• Task details:
Return every record exactly as it appears. Leave nothing out.

═══

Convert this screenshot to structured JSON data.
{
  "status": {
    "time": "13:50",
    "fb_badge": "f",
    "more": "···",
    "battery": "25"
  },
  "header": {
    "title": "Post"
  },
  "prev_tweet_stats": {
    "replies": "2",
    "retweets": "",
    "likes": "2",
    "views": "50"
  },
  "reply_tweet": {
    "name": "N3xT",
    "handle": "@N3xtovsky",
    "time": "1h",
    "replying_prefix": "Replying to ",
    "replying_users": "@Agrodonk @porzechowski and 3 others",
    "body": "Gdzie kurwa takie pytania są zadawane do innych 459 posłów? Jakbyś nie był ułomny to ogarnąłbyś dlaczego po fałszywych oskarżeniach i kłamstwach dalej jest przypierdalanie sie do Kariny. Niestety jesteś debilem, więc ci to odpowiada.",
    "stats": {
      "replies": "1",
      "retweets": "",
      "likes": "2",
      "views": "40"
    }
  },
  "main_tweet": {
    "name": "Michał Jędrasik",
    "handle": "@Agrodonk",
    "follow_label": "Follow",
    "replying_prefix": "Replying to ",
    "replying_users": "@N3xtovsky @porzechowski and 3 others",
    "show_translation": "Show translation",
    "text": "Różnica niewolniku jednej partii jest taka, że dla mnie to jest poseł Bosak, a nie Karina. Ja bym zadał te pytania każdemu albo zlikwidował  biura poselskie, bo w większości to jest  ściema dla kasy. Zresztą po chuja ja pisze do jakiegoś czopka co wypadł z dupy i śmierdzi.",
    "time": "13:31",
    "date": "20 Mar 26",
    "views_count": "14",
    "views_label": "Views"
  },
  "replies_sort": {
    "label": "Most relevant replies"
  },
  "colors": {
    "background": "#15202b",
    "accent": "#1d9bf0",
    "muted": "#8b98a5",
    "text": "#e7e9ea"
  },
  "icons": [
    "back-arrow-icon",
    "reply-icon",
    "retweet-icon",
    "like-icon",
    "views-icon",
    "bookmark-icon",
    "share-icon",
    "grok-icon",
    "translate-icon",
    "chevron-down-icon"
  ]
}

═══

• Solved problem:
Convert this screenshot to structured JSON data.
{
  "status": {
    "time": "13:50",
    "fb_badge": "f",
    "more": "···",
    "battery": "25"
  },
  "header": {
    "title": "Post"
  },
  "prev_tweet_stats": {
    "replies": "2",
    "retweets": "",
    "likes": "2",
    "views": "50"
  },
  "reply_tweet": {
    "name": "N3xT",
    "handle": "@N3xtovsky",
    "time": "1h",
    "replying_prefix": "Replying to ",
    "replying_users": "@Agrodonk @porzechowski and 3 others",
    "body": "Gdzie kurwa takie pytania są zadawane do innych 459 posłów? Jakbyś nie był ułomny to ogarnąłbyś dlaczego po fałszywych oskarżeniach i kłamstwach dalej jest przypierdalanie sie do Kariny. Niestety jesteś debilem, więc ci to odpowiada.",
    "stats": {
      "replies": "1",
      "retweets": "",
      "likes": "2",
      "views": "40"
    }
  },
  "main_tweet": {
    "name": "Michał Jędrasik",
    "handle": "@Agrodonk",
    "follow_label": "Follow",
    "replying_prefix": "Replying to ",
    "replying_users": "@N3xtovsky @porzechowski and 3 others",
    "show_translation": "Show translation",
    "text": "Różnica niewolniku jednej partii jest taka, że dla mnie to jest poseł Bosak, a nie Karina. Ja bym zadał te pytania każdemu albo zlikwidował  biura poselskie, bo w większości to jest  ściema dla kasy. Zresztą po chuja ja pisze do jakiegoś czopka co wypadł z dupy i śmierdzi.",
    "time": "13:31",
    "date": "20 Mar 26",
    "views_count": "14",
    "views_label": "Views"
  },
  "replies_sort": {
    "label": "Most relevant replies"
  },
  "colors": {
    "background": "#15202b",
    "accent": "#1d9bf0",
    "muted": "#8b98a5",
    "text": "#e7e9ea"
  },
  "icons": [
    "back-arrow-icon",
    "reply-icon",
    "retweet-icon",
    "like-icon",
    "views-icon",
    "bookmark-icon",
    "share-icon",
    "grok-icon",
    "translate-icon",
    "chevron-down-icon"
  ]
}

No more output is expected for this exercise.